Small Businesses Sour on U.S. Economy, Disagree with Biden Admin Energy Policies
Washington, D.C. (May 13, 2022)—Today, the Job Creators Network Foundation (JCNF) released its April Small Business IQ Poll of 500 small business owners. The Small Business Intelligence Quotient (SBIQ), an index tracking overall small business optimism about the economy, ticked down by 0.7-points compared to the previous month. The indicator continues to be depressed as high inflation remains the biggest concern among small business owners.
Additionally, only 27 percent of small businesses view the current condition of the U.S. economy as either “good” or “excellent”—the lowest reading in this area since the poll began in May 2021. Parsing out the data by employment level, small businesses with fewer than 20 workers have the gloomiest view.
Other key takeaways include:
- Employers on the East Coast feel they are in a worse position than their counterparts in other areas across the country (Midwest, South, and West). More specifically, entrepreneurs in the East have poorer views about both the current small business climate and the direction it’s heading.
- Seventy-seven percent of small businesses support expanding the oil and natural gas pipeline infrastructure in the U.S.
- Ninety percent of small businesses believe increasing American manufacturing and reducing our reliance on importing will create jobs, improve the economy, and address supply chain problems.
- A majority of small businesses (57 percent) say they have or anticipate making significant operational adjustments amid economic and labor challenges—including high inflation, labor shortages, and supply chain issues—in order to stay in business.
Elaine Parker, President of the Job Creators Network Foundation, released the following statement:

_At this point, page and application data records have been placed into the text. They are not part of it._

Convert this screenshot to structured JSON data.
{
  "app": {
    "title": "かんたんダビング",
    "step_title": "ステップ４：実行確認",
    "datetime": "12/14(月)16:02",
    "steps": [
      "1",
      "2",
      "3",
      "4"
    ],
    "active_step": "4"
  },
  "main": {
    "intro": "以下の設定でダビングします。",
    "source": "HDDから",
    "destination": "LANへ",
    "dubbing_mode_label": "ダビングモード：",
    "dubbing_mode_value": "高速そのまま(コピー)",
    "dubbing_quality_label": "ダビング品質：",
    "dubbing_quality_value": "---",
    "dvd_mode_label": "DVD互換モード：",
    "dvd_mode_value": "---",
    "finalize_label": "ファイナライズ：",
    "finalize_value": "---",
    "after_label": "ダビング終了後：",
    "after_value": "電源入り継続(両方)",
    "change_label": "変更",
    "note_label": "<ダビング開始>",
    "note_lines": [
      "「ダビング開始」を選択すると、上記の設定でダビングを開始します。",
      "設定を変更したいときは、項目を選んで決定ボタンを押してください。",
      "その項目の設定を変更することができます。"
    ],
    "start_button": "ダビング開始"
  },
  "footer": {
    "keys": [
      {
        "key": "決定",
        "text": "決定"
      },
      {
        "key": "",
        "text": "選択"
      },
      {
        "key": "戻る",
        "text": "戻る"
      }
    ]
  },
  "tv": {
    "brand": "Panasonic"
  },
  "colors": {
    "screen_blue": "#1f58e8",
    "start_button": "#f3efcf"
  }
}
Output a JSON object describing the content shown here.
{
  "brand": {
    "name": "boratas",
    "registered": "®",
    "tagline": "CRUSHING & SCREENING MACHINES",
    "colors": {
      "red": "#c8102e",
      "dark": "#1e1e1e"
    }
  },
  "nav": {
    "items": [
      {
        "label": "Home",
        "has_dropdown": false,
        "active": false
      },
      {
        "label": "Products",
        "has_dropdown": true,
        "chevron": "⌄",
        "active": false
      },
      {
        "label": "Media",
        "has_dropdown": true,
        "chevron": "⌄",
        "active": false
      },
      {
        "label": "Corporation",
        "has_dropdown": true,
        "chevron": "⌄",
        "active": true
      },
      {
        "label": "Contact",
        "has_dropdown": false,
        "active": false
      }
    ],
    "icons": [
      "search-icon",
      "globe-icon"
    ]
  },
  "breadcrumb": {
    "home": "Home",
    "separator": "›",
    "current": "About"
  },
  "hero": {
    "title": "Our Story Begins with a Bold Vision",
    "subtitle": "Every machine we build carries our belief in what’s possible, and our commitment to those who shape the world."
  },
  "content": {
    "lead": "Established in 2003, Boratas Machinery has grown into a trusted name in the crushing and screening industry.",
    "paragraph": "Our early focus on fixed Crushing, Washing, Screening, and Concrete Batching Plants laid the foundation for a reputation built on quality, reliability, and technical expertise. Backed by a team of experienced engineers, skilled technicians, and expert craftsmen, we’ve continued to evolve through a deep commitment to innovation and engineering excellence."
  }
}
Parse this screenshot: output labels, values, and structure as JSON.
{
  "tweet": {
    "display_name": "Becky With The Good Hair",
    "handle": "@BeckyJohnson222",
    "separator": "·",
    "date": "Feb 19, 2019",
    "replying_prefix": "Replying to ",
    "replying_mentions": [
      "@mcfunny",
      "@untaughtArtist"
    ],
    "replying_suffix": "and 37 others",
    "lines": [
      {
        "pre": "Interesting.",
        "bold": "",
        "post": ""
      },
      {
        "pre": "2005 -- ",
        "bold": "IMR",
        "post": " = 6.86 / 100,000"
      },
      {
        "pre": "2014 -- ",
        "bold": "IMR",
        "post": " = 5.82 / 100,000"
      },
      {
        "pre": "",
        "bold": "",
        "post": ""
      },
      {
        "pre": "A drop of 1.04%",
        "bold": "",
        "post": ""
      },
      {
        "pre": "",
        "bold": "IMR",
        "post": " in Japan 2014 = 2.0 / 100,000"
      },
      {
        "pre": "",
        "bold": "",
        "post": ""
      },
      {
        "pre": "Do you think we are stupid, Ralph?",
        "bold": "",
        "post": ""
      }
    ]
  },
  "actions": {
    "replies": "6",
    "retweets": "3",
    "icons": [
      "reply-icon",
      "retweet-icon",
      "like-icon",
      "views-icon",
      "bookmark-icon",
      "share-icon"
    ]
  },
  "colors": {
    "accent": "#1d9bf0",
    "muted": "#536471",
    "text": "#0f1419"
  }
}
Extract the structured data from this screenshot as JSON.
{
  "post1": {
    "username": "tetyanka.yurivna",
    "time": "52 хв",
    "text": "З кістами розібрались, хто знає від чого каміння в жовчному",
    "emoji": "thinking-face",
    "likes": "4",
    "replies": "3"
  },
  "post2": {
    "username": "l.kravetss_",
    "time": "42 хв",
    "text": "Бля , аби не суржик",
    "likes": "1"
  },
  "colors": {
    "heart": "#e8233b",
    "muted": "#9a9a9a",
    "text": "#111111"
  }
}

“While the Biden administration is touting a ‘small business boom’ and misdirecting the public, our polling shows without a doubt that Main Street is suffering. Small businesses are having a difficult time grappling with persistently high inflation, disruptive supply chain problems, and labor shortages—not to mention the threat of higher taxes and government red tape. It’s time for the White House to stop playing the blame game and take some responsibility.”